[Dataset rows for apps and sites]
————
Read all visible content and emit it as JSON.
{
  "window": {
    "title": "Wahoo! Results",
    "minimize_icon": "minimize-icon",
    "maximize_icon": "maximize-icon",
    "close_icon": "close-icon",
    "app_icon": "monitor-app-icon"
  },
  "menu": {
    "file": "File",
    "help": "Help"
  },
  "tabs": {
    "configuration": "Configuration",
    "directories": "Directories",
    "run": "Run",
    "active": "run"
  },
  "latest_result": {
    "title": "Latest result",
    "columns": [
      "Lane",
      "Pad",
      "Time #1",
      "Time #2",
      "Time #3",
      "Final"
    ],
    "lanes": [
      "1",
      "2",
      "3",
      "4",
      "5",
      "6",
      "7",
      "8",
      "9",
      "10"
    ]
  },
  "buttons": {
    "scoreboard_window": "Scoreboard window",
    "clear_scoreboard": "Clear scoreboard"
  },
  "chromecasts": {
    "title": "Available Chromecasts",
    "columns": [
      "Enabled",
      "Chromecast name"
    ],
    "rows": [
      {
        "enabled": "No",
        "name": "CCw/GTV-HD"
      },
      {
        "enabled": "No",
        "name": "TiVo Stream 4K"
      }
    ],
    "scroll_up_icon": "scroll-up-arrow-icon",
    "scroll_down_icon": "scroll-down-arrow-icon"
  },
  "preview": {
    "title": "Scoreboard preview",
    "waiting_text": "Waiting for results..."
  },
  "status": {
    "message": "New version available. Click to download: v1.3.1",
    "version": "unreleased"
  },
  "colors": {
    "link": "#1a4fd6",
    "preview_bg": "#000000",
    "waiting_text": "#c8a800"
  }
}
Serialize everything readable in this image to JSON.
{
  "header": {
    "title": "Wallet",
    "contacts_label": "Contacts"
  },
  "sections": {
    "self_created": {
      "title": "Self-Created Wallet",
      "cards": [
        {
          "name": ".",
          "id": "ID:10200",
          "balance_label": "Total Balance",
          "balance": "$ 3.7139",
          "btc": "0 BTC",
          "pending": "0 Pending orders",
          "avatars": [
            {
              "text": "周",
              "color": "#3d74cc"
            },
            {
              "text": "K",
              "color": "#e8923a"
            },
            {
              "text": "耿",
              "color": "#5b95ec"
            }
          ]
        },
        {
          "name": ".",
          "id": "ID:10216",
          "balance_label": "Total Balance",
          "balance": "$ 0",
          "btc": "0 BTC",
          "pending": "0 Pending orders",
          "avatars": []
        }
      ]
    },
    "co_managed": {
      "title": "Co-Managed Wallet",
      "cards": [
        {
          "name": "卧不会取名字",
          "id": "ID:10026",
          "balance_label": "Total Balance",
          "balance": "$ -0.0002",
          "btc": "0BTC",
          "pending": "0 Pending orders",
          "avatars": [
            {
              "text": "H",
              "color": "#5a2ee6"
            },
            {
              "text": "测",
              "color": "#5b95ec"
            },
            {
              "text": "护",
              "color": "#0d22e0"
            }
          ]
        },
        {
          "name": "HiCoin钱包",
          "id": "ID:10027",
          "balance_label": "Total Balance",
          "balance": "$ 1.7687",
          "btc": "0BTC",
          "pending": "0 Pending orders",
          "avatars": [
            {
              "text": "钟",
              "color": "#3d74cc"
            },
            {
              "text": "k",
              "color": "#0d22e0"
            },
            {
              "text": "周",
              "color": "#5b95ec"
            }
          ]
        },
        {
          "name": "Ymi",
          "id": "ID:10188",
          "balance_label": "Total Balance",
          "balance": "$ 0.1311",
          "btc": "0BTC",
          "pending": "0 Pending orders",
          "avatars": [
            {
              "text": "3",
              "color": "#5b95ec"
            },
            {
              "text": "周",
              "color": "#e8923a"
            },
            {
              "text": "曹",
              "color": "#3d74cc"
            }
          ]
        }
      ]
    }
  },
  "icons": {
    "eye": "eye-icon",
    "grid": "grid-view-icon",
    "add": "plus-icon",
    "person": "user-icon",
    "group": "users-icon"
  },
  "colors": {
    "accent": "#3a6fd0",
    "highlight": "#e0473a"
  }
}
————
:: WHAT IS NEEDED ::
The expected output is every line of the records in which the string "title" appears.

:: WRITTEN SOLUTION ::
    "title": "Wahoo! Results",
    "title": "Latest result",
    "title": "Available Chromecasts",
    "title": "Scoreboard preview",
    "title": "Wallet",
      "title": "Self-Created Wallet",
      "title": "Co-Managed Wallet",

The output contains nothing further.